~(keystone_admin)]$ kubectl get pods -n kube-system | grep -e calico -e coredns calico-kube-controllers-5cd4695574-d7zwt 1/1 Running calico-node-6km72 1/1 Running calico-node-c7xnd 1/1 Running coredns-6d64d47ff4-99nhq 1/1 Running coredns-6d64d47ff4-nhh95 1/1 Running
If wipe_ceph_osds is set to true and all the system hosts are in an unlocked/enabled/available state, do the following:
Remove and reapply platform-integ-apps. This step will re-create the default ceph pools (they were deleted):
$ system application-remove platform-integ-apps $ system application-apply platform-integ-apps
Delete completely and reapply all the applications that have persistent volumes (OpenStack or custom apps). For example for OpenStack, run the following commands
$ system application-remove stx-openstack $ system application-delete stx-openstack $ system application-upload stx-openstack-20.12-0.tgz $ system application-apply stx-openstack
Run the system restore-complete command.

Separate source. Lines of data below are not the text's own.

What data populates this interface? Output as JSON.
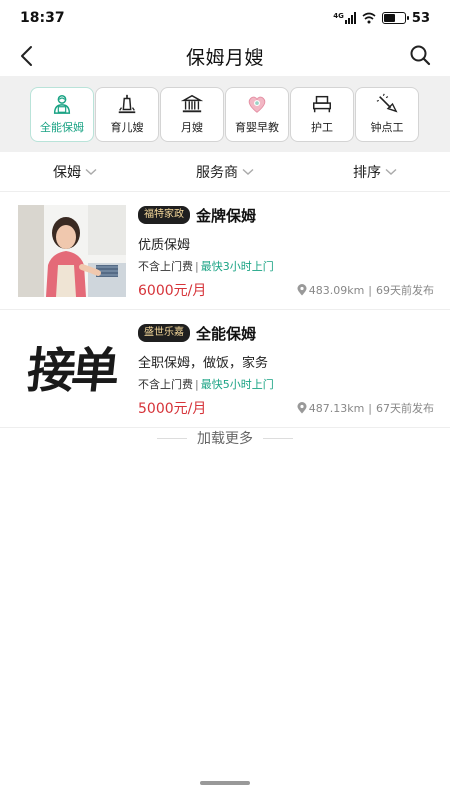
{
  "status_bar": {
    "time": "18:37",
    "network": "4G",
    "battery": "53",
    "battery_level": 0.53,
    "icons": [
      "signal-icon",
      "wifi-icon",
      "battery-icon"
    ]
  },
  "nav": {
    "title": "保姆月嫂",
    "back_icon": "chevron-left-icon",
    "search_icon": "search-icon"
  },
  "categories": [
    {
      "label": "全能保姆",
      "icon": "nanny-icon",
      "active": true
    },
    {
      "label": "育儿嫂",
      "icon": "baby-bottle-icon",
      "active": false
    },
    {
      "label": "月嫂",
      "icon": "building-icon",
      "active": false
    },
    {
      "label": "育婴早教",
      "icon": "heart-baby-icon",
      "active": false
    },
    {
      "label": "护工",
      "icon": "bed-icon",
      "active": false
    },
    {
      "label": "钟点工",
      "icon": "cleaning-icon",
      "active": false
    }
  ],
  "colors": {
    "accent": "#1aa384",
    "price": "#d6343a",
    "badge_bg": "#1f1f1f",
    "badge_text": "#f5d89a"
  },
  "filters": [
    {
      "label": "保姆"
    },
    {
      "label": "服务商"
    },
    {
      "label": "排序"
    }
  ],
  "listings": [
    {
      "company": "福特家政",
      "title": "金牌保姆",
      "description": "优质保姆",
      "fee_note": "不含上门费",
      "separator": "|",
      "fast_note": "最快3小时上门",
      "price": "6000元/月",
      "distance": "483.09km",
      "posted": "69天前发布",
      "meta_sep": "|",
      "image": "woman-in-kitchen-photo"
    },
    {
      "company": "盛世乐嘉",
      "title": "全能保姆",
      "description": "全职保姆，做饭，家务",
      "fee_note": "不含上门费",
      "separator": "|",
      "fast_note": "最快5小时上门",
      "price": "5000元/月",
      "distance": "487.13km",
      "posted": "67天前发布",
      "meta_sep": "|",
      "image": "calligraphy-image",
      "image_text": "接单"
    }
  ],
  "load_more": "加载更多"
}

~(keystone_admin)]$ system restore-complete
Alarms 750.006 alarms disappear one at a time, as the apps are auto applied.
Passwords for local user accounts must be restored manually since they are not included as part of the backup and restore procedures.
After restoring a Distributed Cloud subcloud, you need to bring it back to the managed state on the Central Cloud (SystemController), by using the following commands:
$ source /etc/platform/openrc ~(keystone_admin)]$ dcmanager subcloud manage <subcloud-name>
<subcloud-name>is the name of the subcloud to be managed.